JUNE 2021: The Supreme Court rejected an appeal from J&J seeking to undo a $2.1 billion award against it over allegations that asbestos in its talc powder products, including baby powder, caused women to develop ovarian cancer. The company said that it was facing more than 21,800 lawsuits over its talc products. Prosecutor Ken Starr wrote in his brief that J&J “knew for decades that their talc powders contained asbestos, a highly carcinogenic substance with no known safe exposure level.” “They could have protected customers by switching from talc to cornstarch, as their own scientists proposed as early as 1973. But talc was cheaper and petitioners were unwilling to sacrifice profits for a safer product”, he wrote.

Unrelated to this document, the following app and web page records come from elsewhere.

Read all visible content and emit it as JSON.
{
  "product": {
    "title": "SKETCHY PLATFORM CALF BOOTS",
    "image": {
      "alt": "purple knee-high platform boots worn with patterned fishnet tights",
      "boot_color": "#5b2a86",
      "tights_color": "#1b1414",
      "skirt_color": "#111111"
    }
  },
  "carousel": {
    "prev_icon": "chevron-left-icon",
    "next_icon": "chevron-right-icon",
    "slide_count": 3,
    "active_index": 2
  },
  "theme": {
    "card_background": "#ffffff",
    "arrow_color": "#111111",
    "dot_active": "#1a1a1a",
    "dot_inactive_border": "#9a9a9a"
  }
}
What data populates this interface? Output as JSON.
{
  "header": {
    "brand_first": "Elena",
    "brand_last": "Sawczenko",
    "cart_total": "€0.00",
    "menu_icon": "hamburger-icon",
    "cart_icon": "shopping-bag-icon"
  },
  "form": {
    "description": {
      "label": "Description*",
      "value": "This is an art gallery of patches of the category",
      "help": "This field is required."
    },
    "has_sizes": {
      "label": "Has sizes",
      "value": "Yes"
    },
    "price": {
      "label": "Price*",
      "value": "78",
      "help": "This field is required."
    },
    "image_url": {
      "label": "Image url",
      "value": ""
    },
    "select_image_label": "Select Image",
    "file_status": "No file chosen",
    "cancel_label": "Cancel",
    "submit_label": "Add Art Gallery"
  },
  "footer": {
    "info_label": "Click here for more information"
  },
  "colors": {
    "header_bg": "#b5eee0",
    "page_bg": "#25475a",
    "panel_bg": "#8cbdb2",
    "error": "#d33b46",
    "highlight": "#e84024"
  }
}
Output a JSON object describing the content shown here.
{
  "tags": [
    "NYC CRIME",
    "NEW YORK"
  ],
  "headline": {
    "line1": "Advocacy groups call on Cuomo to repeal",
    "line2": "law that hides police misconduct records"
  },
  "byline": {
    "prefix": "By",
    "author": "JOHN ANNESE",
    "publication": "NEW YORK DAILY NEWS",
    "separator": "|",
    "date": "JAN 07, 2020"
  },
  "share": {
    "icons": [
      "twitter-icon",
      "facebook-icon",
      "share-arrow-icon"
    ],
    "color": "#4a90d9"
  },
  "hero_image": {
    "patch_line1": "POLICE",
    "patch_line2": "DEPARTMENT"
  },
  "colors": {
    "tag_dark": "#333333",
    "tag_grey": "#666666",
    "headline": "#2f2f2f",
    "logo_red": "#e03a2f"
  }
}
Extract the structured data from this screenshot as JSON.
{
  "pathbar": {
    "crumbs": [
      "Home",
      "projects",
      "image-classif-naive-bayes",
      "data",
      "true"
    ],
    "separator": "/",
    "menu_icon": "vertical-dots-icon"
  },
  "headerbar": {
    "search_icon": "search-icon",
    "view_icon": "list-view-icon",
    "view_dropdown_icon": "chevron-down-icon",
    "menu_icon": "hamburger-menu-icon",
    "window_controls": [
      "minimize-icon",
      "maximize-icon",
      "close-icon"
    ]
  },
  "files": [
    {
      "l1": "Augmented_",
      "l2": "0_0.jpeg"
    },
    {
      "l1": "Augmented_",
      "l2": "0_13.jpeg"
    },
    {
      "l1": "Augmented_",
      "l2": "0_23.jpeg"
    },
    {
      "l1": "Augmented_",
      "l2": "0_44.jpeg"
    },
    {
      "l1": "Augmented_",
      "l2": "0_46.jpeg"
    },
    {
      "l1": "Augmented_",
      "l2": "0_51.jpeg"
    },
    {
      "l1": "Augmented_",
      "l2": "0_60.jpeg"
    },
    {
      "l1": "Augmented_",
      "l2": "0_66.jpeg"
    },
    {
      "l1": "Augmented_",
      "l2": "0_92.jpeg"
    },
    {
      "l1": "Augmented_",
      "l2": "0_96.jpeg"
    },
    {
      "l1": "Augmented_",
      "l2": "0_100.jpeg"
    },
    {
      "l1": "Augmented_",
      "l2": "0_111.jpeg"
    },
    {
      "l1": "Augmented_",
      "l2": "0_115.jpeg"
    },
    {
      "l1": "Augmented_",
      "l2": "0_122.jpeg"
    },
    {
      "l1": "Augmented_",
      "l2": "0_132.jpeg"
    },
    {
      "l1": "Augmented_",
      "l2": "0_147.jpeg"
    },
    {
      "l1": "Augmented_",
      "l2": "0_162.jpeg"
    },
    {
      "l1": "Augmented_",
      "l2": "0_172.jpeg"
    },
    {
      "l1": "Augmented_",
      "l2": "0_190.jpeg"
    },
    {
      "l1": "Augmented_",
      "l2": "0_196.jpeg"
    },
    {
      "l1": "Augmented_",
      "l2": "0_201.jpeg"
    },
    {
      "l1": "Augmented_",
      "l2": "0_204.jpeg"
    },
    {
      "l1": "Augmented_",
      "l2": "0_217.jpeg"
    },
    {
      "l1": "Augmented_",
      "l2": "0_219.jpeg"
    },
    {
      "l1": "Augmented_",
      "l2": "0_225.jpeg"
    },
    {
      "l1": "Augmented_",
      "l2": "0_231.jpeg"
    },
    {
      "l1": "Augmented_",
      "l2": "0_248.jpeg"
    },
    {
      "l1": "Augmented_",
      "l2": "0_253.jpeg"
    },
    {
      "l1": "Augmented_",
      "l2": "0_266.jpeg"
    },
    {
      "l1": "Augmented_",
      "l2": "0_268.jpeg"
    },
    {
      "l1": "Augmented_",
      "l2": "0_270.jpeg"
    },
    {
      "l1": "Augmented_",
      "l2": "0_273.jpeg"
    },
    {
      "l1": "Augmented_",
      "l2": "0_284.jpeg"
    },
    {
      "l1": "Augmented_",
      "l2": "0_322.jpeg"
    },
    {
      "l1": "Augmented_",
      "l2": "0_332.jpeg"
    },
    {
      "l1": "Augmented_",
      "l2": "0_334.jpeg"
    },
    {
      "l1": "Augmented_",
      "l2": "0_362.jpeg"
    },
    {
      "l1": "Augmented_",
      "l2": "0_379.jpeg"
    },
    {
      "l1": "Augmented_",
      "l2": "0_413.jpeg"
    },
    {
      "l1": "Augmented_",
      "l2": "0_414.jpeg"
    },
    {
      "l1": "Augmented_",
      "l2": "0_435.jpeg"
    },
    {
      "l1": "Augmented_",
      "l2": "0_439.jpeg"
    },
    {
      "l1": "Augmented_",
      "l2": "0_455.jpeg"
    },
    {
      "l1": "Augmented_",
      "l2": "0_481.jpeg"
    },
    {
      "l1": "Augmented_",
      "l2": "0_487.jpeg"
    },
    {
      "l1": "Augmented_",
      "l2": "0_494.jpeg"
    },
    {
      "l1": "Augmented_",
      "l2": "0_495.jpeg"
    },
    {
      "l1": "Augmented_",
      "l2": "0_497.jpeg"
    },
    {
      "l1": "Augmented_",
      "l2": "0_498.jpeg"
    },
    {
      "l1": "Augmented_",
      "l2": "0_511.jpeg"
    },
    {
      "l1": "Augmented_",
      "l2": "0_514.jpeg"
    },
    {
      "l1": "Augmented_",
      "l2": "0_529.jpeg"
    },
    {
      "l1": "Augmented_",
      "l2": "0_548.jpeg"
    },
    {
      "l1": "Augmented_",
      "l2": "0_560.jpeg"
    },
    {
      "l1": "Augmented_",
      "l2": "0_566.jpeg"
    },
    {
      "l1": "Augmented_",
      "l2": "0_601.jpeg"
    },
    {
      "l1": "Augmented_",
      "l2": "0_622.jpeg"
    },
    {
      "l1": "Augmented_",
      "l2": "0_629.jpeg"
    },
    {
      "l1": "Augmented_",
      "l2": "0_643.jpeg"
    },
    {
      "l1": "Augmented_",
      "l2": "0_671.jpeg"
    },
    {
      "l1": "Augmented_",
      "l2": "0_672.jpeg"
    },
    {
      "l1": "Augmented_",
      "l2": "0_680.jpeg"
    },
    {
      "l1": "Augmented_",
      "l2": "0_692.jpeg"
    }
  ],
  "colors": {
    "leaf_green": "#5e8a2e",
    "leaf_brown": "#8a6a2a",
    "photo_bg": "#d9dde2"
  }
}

OCT 2021: J&J put into bankruptcy tens of thousands of legal claims alleging its Baby Powder and other talc-based products caused cancer, offloading the potential liabilities into a newly created subsidiary. The plaintiffs included women suffering from ovarian cancer and others battling mesothelioma. In that process, a J&J business split in two creating LTL. The new entity was saddled with J&J’s talc liabilities. J&J, with a market value exceeding $400 billion, said the talc cases would be halted while LTL navigated bankruptcy proceedings.
2021: Landmark $26 billion settlement resolving claims that the three largest U.S. drug distributors and drug maker J&J helped fuel a deadly nationwide opioid epidemic. The distributors were accused of lax controls that allowed massive amounts of addictive painkillers to be diverted into illegal channels, devastating communities, while J&J was accused of downplaying the addiction risk in its opioid marketing.
2013: J&J and its subsidiaries agreed to pay more than $2.2 billion to resolve criminal and civil liability arising from allegations relating to the prescription drugs Risperdal, Invega and Natrecor, including promotion for uses not approved as safe and effective by the Food and Drug Administration (FDA) and payment of kickbacks to physicians and to the nation’s largest long-term care pharmacy provider. The global resolution included criminal fines and forfeiture totalling $485 million and civil settlements with the federal government and states totalling $1.72 billion.
2011: J&J agreed to pay a $21.4 million criminal penalty as part of a deferred prosecution agreement with the Department of Justice to resolve improper payments by J&J subsidiaries to government officials in Greece, Poland, and Romania in violation of the Foreign Corrupt Practices Act (FCPA). The agreement also resolved kickbacks paid to the former government of Iraq under the United Nations Oil for Food Program.
2011: Doctors without Borders criticized J&J for refusing to make patents on three HIV drugs available to a program that would reduce the cost of the medicines in developing countries. High prices on new medicines force HIV patients in the poorest parts of the world to take older, more toxic drugs and leave them with few options if they become resistant to their existing treatments. “Johnson & Johnson has a unique opportunity to transform this situation,’’ said Sophie Delaunay, a spokeswoman for the international medical humanitarian group. “Instead it has chosen to turn its back on these patients.’’
2010: American pharmaceutical manufacturers Ortho-McNeil Pharmaceutical LLC and Ortho-McNeil-Janssen Pharmaceuticals Inc., both subsidiaries of J&J, agreed to pay more than $81 million to resolve criminal and civil liability arising from the illegal promotion of the epilepsy drug Topamax. According to the agreement reached with the government, Ortho-McNeil Pharmaceutical LLC agreed to plead guilty to a misdemeanour and pay a $6.14 million criminal fine for the misbranding of Topamax in violation of the Food, Drug and Cosmetic Act.
2004: J&J agreed to pay up to $90 million to settle claims by patients who claimed the company’s withdrawn heartburn drug, Propulsid, caused heart problems. About 4,000 plaintiffs were included in the settlement, including 300 who are alleged to have died from taking the drug, which was linked to heart problems.
But hey, I’m sure they’ve all seen the error of their way and are no longer all about profits over people, huh?